You may have seen the AmEx ads on TV that indicate that today is Small Business Saturday. Sandwiched between Black Friday and Cyber Monday, it's a day to go out and support your local small business.
I didn't know that this was all AmEx's idea, but it's a good one. These days, chain stores seem to offer everything. They have the huge parking lots, the extended hours, the deep discounts, and the proximity to coffee shops and bars. The downside is that you deeply need a drink after going into one of those, especially during the holiday season. I don't know about you, but I always leave feeling stressed out and reminded of how much more I have to do.
Another thing chain stores can't offer you is diversity. Someone on your list has asked for new living room lamps, for example, so you go to look at them at Target or Home Depot. As you pick one up and hold it, imagining it in your friend's living room, millions of people across the country are doing the exact same thing. There's nothing special, really, about the lamp you're going to buy.

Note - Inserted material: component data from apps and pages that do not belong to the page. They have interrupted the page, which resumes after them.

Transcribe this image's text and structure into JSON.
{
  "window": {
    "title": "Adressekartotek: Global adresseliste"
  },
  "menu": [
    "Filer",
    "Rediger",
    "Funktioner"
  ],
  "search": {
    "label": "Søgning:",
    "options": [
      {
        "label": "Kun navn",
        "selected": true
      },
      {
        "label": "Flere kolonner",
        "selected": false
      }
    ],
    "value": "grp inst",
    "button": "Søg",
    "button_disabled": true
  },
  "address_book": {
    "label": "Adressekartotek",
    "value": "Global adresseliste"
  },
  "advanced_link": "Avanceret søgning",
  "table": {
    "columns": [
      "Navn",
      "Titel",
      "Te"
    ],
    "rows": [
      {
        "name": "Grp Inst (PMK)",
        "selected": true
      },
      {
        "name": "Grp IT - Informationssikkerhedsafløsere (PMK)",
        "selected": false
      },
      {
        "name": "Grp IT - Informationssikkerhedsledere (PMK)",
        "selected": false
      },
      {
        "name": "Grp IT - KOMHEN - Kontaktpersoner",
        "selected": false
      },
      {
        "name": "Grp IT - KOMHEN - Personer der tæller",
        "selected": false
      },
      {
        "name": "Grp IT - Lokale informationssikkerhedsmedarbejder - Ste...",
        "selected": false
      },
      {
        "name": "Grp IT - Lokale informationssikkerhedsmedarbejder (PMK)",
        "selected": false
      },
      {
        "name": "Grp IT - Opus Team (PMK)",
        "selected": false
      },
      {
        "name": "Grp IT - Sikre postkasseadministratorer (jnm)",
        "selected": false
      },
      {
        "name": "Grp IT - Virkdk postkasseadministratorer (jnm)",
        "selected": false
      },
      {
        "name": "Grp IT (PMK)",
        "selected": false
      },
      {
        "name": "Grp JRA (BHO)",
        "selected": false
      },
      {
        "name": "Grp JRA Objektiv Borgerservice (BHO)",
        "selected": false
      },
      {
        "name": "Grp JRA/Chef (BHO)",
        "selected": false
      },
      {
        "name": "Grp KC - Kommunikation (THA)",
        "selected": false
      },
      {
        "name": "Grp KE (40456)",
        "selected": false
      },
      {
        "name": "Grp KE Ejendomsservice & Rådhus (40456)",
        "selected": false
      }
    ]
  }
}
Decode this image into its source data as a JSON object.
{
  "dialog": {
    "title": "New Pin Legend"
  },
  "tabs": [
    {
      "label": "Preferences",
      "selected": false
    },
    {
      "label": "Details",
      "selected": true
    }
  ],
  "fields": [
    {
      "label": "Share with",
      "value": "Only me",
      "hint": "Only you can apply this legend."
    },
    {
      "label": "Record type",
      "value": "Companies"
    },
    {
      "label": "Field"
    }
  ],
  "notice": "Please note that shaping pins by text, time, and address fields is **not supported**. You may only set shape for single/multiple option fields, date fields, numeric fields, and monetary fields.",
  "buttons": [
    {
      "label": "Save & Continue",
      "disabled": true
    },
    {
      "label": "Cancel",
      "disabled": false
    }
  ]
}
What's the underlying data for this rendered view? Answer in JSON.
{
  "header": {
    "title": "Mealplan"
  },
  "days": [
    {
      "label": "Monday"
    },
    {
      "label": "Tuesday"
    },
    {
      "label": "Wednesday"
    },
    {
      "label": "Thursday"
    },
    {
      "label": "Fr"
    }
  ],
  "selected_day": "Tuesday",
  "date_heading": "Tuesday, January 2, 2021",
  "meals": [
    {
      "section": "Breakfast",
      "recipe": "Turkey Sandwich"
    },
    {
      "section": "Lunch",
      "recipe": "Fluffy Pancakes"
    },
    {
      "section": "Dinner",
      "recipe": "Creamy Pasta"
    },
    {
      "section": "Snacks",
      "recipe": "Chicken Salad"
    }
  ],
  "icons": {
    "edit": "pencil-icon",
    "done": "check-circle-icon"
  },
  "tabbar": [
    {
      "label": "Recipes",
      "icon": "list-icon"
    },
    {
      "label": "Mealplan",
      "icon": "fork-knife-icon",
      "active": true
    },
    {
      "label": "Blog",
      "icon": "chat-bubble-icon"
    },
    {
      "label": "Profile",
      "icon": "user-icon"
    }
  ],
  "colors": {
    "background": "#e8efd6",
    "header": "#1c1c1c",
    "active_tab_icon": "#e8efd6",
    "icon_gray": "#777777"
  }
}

To tie it in to books, it's even worse in bookstores. Recently, I visited my local indie bookstore for the first time in about a year. On display were a plethora of books that Barnes and Noble just doesn't carry. Books on radical politics, the history of the LGTB movement in vaudeville, interesting things like that. Why would they? There's no profit margin in it. Speaking of which, ever look for anything in there recently that's not a novel, a children's book, or some sort of study guide or computer book? Their nonfiction section seems to be smaller every time I go there.
And I know the argument is that you can just order it online, but that takes the serendipity out of it. A few years ago, I read a terrific book about tortoises. I didn't read it because I woke up one morning in the mood to know more about tortoises. I didn't decide to seek out a book on tortoises. I just ran across it at the library. It was a terrific book. I learned more than I ever thought there might be to know about their role in human history.
And as far as economic arguments go for shopping local, other people have made them much better than I ever could, with far more math and better statistics. The bottom line is that if you buy local, local people work. They reinvest in the community at a higher rate. If you live in a struggling city like I do, your support may help make the difference between the business owners staying in town and packing up to move someplace with more promise. It also helps make your community cooler. Who doesn't love the charm of a strip of funky, locally owned stores?
So, go out and support yours today. Invest in your community and get unique gifts for your family and friends in the process!